There are times when using responsive images is overkill. Some times it's enough to just reduce the size of an image without loosing quality. Imagemin will optimize SVG, JPG, PNG and GIF and, where appropriate, convert the image to WebP.

npm install --save-dev gulp-imagemin
npm install --save-dev gulp-svgmin
npm install --save-dev gulp-svgstore 
npm install --save-dev imagemin-mozjpeg
npm install --save-dev imagemin-webp

The task will take all the images in the src/images/ directory tree and first pass them through imagemin using the mozjpeg compressor and then convert them to WebP.

gulp.task('imagemin', function() {
  return gulp.src('src/images/**')
      progressive: true,
      svgoPlugins: [
        {removeViewBox: false},
        {cleanupIDs: false}
      use: [mozjpeg()]
    .pipe(webp({quality: 50})())
      pretty: true,
      title: 'imagemin'


When using the same CSS for multiple project it’s impossible not to bloat the CSS we use.

This is particularly true when using libraries like Bootstrap or Foundation with their big multipurpose scripts
which we seldom slim down, even when building custom versions of the libraries.

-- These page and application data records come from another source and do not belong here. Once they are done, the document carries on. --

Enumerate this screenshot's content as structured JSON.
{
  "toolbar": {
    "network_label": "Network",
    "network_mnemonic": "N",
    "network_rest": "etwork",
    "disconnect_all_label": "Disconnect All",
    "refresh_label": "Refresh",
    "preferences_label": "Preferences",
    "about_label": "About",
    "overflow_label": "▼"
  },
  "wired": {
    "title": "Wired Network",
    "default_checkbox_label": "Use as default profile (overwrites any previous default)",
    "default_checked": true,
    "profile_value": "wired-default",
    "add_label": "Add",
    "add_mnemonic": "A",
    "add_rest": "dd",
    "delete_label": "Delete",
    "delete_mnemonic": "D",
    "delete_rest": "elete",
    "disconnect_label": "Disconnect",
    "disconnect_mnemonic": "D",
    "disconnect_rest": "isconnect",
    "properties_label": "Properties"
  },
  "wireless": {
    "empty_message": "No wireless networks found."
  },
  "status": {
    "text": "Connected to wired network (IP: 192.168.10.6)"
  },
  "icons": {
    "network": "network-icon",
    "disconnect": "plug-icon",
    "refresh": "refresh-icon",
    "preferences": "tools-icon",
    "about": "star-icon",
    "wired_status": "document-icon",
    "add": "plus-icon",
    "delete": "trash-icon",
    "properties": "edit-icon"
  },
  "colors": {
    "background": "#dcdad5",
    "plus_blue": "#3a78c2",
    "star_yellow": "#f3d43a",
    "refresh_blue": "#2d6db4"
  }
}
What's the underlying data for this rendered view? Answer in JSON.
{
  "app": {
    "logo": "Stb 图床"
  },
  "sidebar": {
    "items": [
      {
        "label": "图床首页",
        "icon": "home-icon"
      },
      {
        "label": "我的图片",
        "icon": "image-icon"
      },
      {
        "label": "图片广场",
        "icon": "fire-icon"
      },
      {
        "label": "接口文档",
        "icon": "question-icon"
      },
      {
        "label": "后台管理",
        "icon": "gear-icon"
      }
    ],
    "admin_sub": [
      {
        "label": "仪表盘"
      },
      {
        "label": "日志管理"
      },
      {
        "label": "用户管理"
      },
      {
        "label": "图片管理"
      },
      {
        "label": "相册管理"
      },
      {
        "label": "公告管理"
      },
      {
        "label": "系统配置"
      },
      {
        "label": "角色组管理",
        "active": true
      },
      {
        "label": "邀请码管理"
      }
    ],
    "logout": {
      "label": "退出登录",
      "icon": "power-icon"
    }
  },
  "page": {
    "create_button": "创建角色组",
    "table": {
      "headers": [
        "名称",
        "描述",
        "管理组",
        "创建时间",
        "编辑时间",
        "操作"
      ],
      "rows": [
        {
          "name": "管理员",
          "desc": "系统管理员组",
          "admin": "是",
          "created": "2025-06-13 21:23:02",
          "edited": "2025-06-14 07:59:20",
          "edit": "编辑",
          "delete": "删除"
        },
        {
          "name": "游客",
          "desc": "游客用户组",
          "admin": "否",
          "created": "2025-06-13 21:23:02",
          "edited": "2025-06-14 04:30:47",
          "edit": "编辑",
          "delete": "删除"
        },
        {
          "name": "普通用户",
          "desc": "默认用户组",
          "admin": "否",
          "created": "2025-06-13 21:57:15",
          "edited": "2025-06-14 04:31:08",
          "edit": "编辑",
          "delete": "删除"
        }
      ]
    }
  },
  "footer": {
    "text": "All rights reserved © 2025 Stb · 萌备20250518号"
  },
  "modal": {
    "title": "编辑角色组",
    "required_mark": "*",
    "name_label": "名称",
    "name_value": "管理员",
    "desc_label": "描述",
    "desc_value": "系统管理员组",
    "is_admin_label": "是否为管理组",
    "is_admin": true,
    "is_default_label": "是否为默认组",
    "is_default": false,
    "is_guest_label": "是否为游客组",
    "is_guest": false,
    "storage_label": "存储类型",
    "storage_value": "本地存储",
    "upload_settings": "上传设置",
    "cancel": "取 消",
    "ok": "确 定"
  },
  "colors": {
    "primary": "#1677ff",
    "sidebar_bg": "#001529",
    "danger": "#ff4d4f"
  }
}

UNCSS will take one ore more CSS files and match it with all the content of one or more HTML files and produce a new CSS style sheet with only the selectors used in the HTML files. This will definitely reduce the size of the CSS files and make the site/app load faster.

In the example below, the bootstrap CSS was reduced to 11kb, a 10x reduction in its weight.

gulp.task('uncss', function() {
  return gulp.src('app/css/**/*.css')
      html: ['index.html']
      pretty: true,
      title: 'Uncss'